== Exercise description ==
Would you pull out every line of the material that contains the string "text"?

[Data shown]

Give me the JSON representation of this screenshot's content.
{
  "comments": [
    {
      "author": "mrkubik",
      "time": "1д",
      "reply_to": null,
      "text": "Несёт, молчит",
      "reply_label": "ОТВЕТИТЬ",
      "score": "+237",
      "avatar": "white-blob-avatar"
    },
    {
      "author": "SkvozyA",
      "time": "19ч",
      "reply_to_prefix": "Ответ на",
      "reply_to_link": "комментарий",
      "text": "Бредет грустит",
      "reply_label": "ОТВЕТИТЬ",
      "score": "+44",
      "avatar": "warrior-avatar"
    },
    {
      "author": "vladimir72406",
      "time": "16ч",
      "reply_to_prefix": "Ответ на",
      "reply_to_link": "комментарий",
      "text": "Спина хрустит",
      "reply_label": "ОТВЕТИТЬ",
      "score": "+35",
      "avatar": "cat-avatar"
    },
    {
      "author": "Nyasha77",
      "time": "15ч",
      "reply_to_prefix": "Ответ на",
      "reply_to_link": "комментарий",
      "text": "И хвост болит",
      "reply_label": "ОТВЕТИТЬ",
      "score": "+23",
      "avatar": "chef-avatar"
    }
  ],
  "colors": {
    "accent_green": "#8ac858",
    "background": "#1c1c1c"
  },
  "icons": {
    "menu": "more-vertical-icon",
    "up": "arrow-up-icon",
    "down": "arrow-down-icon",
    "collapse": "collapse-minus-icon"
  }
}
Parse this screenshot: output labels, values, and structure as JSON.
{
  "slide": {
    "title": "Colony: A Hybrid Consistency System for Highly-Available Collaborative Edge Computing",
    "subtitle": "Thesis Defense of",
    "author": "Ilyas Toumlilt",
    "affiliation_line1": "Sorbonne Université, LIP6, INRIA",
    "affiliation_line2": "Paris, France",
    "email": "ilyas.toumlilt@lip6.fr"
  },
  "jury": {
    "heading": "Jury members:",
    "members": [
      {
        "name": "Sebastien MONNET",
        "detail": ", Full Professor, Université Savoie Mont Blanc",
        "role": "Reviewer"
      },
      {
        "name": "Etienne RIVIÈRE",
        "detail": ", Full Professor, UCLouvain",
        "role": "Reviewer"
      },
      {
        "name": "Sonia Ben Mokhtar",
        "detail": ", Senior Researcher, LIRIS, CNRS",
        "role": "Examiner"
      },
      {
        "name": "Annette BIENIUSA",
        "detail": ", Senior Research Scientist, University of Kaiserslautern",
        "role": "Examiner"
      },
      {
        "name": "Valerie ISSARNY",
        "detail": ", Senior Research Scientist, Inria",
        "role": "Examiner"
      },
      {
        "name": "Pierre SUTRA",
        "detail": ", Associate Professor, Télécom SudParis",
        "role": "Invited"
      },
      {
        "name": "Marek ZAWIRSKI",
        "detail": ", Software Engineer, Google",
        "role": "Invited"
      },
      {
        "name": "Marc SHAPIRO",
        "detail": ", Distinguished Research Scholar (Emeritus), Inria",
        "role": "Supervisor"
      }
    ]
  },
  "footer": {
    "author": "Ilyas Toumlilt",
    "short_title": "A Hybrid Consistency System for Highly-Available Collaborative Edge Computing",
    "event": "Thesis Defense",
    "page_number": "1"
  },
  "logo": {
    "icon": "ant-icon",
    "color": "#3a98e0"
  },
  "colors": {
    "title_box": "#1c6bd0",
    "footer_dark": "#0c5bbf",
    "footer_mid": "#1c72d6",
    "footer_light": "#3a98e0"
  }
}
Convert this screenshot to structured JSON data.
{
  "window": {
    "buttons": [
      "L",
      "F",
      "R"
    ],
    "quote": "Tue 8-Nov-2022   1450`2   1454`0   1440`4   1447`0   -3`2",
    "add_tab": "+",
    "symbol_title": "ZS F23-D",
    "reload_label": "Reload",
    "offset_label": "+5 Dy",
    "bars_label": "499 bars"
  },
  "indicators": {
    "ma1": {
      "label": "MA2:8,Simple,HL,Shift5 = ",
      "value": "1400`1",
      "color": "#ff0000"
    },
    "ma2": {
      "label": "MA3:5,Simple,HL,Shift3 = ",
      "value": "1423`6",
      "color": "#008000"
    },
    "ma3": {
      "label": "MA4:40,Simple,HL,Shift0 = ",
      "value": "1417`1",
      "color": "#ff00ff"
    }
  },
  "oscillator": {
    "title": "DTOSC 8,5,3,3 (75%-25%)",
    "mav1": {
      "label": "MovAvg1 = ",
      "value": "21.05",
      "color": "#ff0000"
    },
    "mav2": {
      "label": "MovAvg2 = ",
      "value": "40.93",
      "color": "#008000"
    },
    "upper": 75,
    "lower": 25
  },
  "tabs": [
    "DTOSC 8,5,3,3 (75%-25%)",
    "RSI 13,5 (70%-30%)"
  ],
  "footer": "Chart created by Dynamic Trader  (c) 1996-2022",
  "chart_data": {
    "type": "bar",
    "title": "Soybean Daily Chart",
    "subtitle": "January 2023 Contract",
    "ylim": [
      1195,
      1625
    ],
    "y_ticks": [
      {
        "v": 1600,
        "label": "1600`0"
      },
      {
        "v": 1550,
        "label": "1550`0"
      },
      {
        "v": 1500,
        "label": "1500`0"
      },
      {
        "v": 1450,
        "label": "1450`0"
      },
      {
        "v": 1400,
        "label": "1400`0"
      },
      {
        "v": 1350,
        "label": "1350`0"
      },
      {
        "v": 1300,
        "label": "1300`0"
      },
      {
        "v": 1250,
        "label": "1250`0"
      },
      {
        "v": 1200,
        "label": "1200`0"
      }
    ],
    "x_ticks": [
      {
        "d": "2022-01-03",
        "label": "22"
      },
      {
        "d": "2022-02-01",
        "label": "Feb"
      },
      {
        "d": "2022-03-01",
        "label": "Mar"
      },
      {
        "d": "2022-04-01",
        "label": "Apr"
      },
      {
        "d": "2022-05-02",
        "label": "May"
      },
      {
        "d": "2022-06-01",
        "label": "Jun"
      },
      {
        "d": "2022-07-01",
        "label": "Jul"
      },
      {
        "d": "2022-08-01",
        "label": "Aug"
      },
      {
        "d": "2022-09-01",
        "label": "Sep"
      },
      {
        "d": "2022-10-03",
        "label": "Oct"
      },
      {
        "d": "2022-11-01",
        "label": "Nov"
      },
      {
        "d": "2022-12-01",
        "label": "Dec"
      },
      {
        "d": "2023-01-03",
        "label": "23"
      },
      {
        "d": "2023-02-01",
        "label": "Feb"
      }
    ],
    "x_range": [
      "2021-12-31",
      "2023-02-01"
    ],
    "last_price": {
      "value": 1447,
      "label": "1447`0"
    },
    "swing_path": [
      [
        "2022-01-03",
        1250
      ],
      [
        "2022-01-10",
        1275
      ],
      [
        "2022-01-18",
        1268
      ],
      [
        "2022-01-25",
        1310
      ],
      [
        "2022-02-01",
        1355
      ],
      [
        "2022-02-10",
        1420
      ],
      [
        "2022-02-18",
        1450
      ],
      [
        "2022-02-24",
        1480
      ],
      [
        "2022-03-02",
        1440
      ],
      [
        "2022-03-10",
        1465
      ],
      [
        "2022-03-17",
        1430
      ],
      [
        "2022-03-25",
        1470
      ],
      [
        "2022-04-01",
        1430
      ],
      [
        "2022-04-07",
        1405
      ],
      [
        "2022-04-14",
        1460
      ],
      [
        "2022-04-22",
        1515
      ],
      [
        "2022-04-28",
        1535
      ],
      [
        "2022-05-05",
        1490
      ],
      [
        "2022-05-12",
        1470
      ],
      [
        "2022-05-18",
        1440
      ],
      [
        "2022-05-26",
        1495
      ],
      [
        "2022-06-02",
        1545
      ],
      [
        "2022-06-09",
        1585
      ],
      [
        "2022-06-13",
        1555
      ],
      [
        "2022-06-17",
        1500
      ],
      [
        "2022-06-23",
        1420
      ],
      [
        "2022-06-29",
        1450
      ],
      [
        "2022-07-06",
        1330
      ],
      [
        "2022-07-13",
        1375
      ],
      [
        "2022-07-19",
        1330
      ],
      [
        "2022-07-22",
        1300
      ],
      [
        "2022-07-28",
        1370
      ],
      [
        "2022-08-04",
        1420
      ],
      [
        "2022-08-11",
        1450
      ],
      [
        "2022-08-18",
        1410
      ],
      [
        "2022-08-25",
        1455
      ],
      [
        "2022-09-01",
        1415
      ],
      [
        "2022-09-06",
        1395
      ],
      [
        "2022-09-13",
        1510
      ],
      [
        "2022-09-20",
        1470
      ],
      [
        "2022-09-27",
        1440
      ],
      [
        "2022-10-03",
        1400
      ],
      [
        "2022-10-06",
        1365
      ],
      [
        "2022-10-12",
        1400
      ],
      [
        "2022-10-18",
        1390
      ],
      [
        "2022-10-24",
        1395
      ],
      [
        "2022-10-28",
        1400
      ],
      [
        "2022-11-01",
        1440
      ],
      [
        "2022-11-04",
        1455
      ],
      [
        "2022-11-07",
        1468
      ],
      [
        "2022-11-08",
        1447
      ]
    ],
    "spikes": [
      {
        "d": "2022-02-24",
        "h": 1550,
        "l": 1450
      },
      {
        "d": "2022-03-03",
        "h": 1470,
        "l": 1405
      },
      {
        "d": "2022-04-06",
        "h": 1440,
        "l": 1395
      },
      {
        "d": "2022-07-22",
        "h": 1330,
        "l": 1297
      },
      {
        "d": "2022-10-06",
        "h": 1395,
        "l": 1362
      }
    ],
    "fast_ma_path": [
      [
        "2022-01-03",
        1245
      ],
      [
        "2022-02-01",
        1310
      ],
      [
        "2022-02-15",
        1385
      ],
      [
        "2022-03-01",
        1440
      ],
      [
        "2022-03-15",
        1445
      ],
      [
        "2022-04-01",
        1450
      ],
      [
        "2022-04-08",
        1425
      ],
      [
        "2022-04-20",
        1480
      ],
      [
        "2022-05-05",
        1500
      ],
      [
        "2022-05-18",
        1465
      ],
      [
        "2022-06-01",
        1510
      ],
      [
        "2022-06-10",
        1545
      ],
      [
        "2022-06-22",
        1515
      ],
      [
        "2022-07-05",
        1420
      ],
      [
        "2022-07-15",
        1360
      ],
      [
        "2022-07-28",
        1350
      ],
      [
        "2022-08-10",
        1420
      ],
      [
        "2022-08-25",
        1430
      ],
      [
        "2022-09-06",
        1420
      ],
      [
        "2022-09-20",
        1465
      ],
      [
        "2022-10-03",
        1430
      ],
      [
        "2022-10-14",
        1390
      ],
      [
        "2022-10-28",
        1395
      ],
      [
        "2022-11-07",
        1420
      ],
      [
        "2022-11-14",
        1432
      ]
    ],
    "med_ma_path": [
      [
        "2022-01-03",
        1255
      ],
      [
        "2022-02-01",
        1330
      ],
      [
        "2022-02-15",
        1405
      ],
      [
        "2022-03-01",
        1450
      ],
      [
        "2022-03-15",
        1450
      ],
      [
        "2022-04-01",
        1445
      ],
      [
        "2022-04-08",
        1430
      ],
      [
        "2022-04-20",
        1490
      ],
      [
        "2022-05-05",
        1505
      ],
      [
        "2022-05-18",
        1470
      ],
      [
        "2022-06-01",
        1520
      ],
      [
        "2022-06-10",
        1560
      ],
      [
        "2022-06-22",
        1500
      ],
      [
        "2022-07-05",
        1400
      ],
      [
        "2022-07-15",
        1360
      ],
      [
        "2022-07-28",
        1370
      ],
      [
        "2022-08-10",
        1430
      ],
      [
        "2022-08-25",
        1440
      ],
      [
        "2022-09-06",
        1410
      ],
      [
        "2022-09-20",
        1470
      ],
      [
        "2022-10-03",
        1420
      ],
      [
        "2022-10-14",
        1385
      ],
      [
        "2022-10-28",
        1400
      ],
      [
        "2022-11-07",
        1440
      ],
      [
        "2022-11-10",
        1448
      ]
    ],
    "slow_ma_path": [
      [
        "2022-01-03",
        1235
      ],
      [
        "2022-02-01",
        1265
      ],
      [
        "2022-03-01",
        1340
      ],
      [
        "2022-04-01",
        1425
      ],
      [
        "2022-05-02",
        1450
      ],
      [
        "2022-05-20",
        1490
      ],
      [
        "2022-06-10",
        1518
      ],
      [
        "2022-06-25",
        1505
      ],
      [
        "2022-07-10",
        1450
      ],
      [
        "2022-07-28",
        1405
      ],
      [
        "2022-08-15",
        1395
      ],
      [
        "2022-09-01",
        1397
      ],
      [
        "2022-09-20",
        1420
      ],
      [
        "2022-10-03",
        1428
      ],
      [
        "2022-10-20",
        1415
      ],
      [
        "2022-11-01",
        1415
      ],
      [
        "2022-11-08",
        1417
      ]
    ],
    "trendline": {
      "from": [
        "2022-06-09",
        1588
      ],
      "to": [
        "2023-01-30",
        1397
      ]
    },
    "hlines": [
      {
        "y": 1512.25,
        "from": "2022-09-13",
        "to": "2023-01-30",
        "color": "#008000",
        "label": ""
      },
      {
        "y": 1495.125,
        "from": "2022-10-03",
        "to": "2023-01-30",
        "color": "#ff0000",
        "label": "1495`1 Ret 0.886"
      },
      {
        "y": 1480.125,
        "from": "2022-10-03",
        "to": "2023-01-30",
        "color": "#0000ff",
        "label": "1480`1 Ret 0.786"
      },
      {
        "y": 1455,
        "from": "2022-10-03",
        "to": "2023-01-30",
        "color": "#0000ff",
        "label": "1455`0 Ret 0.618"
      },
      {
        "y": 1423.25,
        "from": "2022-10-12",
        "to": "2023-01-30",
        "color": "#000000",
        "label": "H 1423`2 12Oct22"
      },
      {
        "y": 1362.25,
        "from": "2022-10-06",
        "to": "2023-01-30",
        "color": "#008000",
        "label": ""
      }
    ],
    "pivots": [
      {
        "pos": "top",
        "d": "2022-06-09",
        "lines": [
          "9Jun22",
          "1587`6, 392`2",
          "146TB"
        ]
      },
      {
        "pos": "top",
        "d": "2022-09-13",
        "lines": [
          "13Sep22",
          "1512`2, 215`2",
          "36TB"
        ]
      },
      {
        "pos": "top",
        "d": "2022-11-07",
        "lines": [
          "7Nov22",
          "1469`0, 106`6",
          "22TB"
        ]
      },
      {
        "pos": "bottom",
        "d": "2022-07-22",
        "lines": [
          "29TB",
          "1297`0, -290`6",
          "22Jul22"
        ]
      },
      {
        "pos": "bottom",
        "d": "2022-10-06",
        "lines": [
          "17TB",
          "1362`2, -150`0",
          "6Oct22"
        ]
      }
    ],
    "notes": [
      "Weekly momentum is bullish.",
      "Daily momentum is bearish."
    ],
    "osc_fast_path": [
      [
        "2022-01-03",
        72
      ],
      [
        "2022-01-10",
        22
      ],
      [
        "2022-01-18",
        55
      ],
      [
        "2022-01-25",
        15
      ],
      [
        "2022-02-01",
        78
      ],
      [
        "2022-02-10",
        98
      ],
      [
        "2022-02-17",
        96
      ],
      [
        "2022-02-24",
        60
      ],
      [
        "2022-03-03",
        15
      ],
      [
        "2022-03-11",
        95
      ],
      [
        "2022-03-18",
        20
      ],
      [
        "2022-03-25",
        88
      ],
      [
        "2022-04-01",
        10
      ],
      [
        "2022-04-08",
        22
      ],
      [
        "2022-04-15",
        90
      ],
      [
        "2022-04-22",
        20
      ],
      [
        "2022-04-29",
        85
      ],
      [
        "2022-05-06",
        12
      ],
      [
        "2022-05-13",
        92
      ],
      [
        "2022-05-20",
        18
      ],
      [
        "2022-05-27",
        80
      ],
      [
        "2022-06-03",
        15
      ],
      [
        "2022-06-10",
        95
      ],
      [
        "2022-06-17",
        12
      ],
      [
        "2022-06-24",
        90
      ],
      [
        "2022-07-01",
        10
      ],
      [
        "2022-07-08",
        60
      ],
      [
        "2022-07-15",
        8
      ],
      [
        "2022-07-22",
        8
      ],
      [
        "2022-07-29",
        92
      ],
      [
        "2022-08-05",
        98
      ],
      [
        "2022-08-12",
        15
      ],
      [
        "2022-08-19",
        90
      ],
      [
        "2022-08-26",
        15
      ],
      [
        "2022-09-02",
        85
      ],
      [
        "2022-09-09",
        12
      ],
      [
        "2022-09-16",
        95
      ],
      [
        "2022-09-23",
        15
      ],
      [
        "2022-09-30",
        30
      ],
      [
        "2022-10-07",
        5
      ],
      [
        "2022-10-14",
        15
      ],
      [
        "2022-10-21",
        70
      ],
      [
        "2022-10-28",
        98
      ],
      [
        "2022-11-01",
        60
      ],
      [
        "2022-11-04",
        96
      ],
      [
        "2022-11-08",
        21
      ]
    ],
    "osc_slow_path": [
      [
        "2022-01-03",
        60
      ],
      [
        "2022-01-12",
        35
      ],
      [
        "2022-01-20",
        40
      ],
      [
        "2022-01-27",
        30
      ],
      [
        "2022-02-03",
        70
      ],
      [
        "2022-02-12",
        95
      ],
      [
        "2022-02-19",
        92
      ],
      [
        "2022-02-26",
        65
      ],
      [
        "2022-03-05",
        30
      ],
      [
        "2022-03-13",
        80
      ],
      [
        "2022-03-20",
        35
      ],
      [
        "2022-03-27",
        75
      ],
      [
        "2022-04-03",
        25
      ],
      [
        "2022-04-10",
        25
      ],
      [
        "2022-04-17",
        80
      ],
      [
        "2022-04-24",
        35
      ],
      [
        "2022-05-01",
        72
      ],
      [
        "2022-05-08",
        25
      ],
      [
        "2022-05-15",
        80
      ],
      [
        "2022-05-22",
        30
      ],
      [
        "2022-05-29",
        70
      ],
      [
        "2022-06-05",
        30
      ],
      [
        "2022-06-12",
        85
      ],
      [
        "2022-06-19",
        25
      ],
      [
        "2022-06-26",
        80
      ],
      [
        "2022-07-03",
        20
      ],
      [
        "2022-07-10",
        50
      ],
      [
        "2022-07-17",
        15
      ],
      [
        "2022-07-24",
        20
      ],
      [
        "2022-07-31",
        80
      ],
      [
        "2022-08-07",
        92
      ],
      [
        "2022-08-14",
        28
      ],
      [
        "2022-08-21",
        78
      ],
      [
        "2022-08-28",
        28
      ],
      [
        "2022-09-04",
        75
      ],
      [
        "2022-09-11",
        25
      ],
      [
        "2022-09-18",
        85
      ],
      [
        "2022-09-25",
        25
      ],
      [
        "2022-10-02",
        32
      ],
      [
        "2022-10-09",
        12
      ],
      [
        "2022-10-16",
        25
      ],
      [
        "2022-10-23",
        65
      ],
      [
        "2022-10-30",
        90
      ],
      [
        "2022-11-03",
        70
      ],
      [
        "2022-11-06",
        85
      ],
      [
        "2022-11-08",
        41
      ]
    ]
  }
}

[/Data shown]

== Exercise solution ==
      "text": "Несёт, молчит",
      "text": "Бредет грустит",
      "text": "Спина хрустит",
      "text": "И хвост болит",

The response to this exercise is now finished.